Created from powerful thunderstorms, tornadoes are nature’s most violent storms. A tornado is a rotating, funnel-shaped cloud which extends from the sky to the ground, and with winds up to 480 km/hr. The path of destruction can be 2 kms wide and 80 kms long. They strike quickly and without warning. Just before a tornado strikes, the wind will stop and the air becomes still. Some tornadoes are visible, while others are obstructed by clouds. A debris cloud can mark the location of a tornado even if the funnel is not visible. The average forward speed of a tornado is from 0 to 110 KPH. Tornadoes over water are called waterspouts.
Before A Tornado Hits
Be alert to changing weather conditions. Monitor a weather radio. Look for approaching storms, while considering the following danger signs:
- Dark and often greenish sky,
- Large hail,
- A large dark low-lying cloud,
- Loud roar – similar to a CN train or a sasquatch stubbing his toe.
During A Tornado
If your area is under a tornado warning – seek shelter immediately!
If you have access to a sturdy structure, go to the basement or lowest level. When there is no basement, go to the centre of an interior room on the lowest possible level away from comers, windows, doors, or outside walls. In other words – put as many walls as possible between you and the outside. Get under a sturdy table and use your arms to protect your head and neck. Do not open windows.

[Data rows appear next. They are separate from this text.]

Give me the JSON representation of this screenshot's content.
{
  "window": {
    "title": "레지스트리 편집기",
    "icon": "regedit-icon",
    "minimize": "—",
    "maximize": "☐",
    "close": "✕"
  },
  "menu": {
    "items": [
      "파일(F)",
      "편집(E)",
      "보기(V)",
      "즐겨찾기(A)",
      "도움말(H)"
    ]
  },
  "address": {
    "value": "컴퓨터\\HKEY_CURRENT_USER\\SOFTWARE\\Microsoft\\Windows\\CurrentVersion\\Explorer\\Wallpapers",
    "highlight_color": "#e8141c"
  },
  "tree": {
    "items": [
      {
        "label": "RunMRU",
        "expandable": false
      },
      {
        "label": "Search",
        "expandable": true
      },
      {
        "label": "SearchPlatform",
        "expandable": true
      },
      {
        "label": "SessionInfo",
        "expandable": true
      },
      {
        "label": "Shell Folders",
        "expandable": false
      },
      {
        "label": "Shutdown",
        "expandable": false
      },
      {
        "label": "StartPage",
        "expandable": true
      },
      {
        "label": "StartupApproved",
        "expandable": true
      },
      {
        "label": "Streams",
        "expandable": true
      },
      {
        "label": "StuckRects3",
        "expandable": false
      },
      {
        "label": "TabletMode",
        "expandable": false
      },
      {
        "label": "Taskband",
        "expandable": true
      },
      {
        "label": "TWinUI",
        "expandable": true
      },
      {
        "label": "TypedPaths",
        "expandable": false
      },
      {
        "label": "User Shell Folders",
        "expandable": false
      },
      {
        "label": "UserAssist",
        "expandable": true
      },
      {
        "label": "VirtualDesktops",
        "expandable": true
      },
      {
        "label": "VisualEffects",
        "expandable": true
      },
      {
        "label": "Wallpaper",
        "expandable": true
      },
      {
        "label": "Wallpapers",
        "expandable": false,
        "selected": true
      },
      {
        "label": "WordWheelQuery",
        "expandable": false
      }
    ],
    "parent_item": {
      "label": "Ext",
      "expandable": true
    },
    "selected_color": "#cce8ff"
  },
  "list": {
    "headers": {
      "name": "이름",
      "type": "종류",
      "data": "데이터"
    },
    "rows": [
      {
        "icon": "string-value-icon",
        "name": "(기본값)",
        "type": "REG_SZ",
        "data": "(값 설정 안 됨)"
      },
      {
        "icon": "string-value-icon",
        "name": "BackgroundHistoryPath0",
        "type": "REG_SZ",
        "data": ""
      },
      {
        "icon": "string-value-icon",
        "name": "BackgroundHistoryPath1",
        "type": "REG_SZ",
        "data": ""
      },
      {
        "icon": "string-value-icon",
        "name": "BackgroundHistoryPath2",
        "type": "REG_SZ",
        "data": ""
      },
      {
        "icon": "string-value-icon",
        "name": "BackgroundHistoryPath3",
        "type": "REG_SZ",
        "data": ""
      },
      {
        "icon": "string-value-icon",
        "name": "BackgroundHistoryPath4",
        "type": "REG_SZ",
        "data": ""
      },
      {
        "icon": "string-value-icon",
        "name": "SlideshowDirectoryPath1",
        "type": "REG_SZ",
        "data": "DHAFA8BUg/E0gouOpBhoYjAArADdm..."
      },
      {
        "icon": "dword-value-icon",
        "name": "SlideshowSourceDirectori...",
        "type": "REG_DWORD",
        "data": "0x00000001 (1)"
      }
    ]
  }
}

If You Are Outside With No Shelter
Don’t count on some flimsy mountain cabin to protect you. Avoid vehicles, RV’s, mobile buildings, porta-potties, knife stores and road overpasses. Find the location with the best protection from flying debris. Lay flat in a nearby ditch, depression or cave and cover your head with your hands.